November of 2014 was Election Day and while this was not a presidential election, there were plenty of issues to vote on and of course, an energy efficiency initiative was on the ballot. For example, we have the water bond, which passed with 66.8% of voters in favor. California has been in a serious drought that's so severe that there were reports earlier this year that East Porterville that water needed to be rationed. Residence only received a 3 week supply of water per person. So it would be more than expected that there be a water reform issue on the ballot. This brings us to Proposition 1 which would improve water infrastructure in California, including watershed protection.

What does the water bond and water itself have to do with energy efficiency? Due to the severity of the drought, more water has to be pumped from underground sources to provide for farmers, businesses and residences. Theses pumps cannot function without electricity and since Fresno has not seen decent rain in what seems like forever, the pumps are working harder and using more energy. Of course this means more taxpayer dollars being spent to pay for the energy used so water can be accessed. Along with working harder for water, the infrastructure of water is, according to the San Francisco Examiner, over 100 years old. So saying that there are leaking pipes across the state of California would be more of a fact than a theory. Currently energy efficiency is not waters strongest suite.

Why should anyone care? Right next to electricity and probably smartphones, mankind is extremely dependent on water; furthermore, if all aspects of clean energy (water, solar, biomass, and wind) were utilized to the fullest of their extent, water could not play a significant role in reducing our dependency on fossil fuels. With apparent climate change developing across the U.S., we would need complete access to clean energy resources to maintain our way of living. What’s equally important is the Central Valley, one of the nation’s largest produce providers must irrigate to grow crops for consumption and this past year was one of the worst droughts California has experienced which left farmers in a difficult spot.

What can we do?

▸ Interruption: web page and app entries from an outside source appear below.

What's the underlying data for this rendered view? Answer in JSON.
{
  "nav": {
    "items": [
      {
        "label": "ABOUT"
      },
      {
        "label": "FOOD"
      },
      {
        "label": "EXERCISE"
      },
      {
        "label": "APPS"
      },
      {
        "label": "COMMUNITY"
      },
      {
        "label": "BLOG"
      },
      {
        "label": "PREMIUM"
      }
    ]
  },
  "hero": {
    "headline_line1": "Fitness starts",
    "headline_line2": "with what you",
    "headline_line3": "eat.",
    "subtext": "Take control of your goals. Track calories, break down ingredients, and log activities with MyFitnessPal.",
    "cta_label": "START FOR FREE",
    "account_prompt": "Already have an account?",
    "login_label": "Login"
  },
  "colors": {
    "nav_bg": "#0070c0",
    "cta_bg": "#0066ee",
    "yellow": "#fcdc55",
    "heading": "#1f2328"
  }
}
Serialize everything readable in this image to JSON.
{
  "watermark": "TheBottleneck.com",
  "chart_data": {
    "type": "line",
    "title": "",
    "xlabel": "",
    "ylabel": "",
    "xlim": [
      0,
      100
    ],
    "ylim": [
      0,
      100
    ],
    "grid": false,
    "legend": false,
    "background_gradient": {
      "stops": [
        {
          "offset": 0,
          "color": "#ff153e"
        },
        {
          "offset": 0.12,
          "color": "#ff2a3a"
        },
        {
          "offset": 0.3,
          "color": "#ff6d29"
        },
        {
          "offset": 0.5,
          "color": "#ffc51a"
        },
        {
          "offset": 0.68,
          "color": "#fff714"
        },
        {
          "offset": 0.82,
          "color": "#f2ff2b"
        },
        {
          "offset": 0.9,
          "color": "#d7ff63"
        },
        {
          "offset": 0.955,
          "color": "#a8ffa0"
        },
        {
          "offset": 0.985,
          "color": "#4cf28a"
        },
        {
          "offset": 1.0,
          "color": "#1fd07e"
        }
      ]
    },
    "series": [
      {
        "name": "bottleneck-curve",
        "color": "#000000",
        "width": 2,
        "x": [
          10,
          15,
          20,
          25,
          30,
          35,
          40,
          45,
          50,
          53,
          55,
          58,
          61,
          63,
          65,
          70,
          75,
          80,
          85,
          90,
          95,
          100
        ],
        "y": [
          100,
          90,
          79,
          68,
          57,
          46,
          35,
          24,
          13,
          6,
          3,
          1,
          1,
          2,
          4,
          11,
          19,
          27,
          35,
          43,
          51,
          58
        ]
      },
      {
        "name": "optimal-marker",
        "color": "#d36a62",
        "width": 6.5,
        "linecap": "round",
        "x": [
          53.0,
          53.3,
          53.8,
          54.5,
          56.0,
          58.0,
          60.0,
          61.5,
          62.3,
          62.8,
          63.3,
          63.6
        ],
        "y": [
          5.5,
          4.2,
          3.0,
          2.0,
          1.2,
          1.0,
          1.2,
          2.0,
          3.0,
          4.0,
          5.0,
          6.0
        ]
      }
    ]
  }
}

We have already passed Proposition 1 which is a great step. But everyone from your local government to your preschool can help conserve water. Visalia took a step by only allowing 12 watering days a year and the City of Fresno has already mandated that from December 1st thru March 1st, there is no outdoor watering as well as no watering between 6AM and 7PM. However, I think for California to truly conserve water, not only would mandates need to come down on a statewide level but homeowners/renters can do their part and have a critical impact on our water supply. For example, I recently learned how much a waste of water and energy bottled water is – apparently more expensive than gas per gallon. You can visit Treehugger to see what ways you can conserve water and energy.
.   .   .Fingers crossed that passing the water bond will have a positive impact on water supply.